[Interface dataset entries]
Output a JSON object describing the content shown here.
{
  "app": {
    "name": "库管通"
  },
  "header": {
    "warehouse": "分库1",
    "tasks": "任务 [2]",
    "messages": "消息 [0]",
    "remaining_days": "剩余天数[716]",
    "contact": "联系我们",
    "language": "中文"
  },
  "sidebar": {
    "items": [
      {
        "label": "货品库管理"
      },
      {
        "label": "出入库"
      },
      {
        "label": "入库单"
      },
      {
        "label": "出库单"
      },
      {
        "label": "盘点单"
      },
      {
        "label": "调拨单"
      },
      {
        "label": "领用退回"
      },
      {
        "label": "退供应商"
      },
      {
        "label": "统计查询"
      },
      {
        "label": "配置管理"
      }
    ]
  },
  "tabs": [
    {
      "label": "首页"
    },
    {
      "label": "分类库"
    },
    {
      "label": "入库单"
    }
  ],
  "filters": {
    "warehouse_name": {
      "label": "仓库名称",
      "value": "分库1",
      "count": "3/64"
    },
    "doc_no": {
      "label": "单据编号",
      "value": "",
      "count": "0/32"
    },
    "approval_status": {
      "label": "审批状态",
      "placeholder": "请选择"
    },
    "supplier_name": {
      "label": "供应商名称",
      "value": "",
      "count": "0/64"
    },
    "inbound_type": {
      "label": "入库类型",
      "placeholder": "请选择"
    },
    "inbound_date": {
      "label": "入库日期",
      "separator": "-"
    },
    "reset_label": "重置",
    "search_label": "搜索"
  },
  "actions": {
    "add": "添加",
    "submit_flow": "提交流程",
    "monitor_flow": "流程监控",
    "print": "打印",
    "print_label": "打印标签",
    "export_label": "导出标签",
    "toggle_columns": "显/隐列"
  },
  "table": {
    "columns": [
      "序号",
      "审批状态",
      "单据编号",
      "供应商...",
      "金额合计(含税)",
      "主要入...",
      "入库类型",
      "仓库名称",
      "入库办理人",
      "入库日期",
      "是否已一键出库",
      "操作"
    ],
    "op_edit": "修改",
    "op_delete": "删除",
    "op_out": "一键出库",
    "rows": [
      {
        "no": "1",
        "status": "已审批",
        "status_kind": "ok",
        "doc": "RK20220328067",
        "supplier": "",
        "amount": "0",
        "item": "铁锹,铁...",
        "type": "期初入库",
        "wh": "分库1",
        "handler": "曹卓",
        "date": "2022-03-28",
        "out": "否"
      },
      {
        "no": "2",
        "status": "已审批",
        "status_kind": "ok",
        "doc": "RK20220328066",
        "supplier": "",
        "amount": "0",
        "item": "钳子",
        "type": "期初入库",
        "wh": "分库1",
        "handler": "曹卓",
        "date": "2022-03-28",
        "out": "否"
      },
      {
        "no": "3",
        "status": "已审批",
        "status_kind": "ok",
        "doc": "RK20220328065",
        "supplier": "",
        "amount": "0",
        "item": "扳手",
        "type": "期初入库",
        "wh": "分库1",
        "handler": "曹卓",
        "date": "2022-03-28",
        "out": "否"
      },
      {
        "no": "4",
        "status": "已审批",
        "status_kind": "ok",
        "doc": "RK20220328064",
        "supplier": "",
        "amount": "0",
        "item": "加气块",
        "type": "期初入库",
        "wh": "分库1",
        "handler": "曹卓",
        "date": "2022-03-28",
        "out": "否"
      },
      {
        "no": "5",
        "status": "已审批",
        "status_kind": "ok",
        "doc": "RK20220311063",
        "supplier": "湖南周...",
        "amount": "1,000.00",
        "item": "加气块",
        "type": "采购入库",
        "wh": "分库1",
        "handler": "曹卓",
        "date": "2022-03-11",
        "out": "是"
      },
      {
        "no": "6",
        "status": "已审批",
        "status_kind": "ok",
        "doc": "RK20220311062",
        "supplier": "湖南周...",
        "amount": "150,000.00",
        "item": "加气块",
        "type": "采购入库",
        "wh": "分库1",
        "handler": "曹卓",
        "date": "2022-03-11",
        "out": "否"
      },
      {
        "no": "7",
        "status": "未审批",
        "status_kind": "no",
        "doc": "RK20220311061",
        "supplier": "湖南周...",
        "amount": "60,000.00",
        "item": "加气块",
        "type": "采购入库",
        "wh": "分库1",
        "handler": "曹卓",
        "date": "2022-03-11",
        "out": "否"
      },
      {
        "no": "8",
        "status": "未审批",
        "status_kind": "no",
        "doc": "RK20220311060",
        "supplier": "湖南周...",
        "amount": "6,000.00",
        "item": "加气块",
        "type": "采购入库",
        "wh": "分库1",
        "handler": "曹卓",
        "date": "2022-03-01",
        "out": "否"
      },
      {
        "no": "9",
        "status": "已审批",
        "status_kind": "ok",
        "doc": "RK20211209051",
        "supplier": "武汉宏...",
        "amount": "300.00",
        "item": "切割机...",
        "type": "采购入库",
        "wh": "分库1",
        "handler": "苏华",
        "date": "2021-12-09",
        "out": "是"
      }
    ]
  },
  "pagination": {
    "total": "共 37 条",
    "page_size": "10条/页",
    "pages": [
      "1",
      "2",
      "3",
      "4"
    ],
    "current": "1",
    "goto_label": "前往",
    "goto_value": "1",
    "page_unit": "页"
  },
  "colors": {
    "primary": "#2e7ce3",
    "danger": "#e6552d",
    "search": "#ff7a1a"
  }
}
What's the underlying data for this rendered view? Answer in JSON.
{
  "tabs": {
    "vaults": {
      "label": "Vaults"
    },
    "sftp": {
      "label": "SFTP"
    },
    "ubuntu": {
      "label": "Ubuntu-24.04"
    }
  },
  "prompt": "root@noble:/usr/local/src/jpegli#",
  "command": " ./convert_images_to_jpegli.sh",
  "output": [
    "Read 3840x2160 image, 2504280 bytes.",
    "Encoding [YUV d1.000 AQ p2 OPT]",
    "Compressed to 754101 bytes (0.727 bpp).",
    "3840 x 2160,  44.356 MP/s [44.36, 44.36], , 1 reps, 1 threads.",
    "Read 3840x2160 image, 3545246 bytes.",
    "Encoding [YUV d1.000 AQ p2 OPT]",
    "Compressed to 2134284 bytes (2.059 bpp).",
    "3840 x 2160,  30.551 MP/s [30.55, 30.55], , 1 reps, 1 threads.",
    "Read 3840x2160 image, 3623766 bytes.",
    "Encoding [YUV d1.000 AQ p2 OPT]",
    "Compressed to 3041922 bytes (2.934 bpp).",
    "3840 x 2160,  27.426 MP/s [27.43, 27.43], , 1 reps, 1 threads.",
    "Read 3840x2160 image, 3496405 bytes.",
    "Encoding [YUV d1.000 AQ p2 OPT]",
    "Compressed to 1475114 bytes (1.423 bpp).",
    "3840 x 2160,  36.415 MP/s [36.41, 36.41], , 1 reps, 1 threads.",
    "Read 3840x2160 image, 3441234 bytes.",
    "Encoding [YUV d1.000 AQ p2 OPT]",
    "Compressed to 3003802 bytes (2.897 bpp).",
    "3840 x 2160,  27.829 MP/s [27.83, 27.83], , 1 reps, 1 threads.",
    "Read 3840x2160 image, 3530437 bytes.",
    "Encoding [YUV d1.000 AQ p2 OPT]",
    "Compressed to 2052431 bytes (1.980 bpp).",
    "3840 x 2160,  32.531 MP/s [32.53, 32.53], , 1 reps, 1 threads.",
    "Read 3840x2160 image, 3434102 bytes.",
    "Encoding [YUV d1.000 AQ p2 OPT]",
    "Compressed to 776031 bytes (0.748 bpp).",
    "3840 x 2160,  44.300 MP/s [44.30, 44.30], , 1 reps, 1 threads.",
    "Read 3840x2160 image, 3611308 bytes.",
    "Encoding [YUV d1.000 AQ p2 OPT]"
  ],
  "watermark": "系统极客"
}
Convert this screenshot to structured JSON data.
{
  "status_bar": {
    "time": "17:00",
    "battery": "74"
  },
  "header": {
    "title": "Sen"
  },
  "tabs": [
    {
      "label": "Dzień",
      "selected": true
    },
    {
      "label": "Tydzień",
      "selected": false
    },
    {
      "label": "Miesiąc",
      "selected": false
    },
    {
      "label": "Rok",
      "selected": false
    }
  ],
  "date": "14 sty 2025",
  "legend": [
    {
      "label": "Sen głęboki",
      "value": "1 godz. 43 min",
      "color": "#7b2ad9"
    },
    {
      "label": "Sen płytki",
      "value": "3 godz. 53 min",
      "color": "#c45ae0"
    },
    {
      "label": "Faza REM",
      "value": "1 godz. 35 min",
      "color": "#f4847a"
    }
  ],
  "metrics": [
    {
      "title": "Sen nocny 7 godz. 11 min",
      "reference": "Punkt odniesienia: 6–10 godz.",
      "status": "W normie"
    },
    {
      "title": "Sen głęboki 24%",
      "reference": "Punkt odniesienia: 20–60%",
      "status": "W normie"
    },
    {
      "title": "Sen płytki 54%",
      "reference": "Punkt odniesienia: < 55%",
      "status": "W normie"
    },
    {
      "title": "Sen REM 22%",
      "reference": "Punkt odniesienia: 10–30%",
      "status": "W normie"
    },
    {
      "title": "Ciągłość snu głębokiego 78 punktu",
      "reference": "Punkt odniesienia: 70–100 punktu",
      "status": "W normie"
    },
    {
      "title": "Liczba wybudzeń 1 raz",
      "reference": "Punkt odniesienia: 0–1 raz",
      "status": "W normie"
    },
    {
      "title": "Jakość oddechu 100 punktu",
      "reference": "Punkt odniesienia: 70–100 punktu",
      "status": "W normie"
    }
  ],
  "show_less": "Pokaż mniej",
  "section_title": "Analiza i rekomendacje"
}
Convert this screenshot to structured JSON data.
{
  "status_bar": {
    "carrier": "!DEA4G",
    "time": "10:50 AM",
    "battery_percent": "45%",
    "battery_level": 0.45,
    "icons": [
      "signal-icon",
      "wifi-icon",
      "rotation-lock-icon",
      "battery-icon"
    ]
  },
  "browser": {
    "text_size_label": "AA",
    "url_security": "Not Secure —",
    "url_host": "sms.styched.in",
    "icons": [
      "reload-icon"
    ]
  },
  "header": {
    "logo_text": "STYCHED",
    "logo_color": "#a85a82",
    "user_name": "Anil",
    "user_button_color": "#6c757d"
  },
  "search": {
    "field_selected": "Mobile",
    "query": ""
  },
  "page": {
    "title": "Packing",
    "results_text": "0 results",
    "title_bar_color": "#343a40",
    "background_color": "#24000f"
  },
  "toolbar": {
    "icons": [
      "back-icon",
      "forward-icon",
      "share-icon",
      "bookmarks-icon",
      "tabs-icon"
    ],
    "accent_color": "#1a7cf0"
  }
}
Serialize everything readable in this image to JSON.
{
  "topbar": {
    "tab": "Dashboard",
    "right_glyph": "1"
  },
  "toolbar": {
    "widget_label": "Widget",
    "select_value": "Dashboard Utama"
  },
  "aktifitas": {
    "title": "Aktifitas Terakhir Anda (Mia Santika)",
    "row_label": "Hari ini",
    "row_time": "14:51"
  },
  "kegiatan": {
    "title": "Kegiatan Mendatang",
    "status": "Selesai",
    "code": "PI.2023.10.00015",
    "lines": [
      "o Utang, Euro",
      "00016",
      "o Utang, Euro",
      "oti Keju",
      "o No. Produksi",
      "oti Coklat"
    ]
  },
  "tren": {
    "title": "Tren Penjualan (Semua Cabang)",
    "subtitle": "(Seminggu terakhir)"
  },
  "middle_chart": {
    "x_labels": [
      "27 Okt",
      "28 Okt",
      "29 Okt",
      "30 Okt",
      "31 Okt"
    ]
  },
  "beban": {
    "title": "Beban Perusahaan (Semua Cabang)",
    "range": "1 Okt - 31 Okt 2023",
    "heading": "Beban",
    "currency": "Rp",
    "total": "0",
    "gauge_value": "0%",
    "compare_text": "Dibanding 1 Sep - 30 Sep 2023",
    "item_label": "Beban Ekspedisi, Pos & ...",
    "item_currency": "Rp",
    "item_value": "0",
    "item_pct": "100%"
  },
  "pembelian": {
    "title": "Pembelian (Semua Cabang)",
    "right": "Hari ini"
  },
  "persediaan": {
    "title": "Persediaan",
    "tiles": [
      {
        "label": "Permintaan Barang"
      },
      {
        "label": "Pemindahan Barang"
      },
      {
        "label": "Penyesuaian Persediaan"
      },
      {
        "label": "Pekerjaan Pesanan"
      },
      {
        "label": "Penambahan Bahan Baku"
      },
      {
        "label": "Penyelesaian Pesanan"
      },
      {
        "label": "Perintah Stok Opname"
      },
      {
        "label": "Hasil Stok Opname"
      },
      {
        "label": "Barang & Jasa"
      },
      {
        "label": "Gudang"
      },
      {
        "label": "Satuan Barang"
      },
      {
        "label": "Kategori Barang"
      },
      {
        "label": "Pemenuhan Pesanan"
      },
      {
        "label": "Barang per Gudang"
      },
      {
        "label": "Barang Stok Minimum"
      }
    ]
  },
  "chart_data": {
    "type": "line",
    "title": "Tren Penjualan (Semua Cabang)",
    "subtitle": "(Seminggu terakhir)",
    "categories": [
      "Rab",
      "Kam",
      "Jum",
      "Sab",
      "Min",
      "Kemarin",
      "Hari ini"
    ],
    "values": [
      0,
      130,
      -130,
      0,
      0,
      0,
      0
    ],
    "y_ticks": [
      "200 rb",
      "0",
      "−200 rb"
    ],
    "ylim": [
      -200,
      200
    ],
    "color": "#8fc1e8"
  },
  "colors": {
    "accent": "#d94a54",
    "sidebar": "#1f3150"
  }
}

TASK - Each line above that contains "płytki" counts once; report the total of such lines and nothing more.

YOUR RESPONSE - 2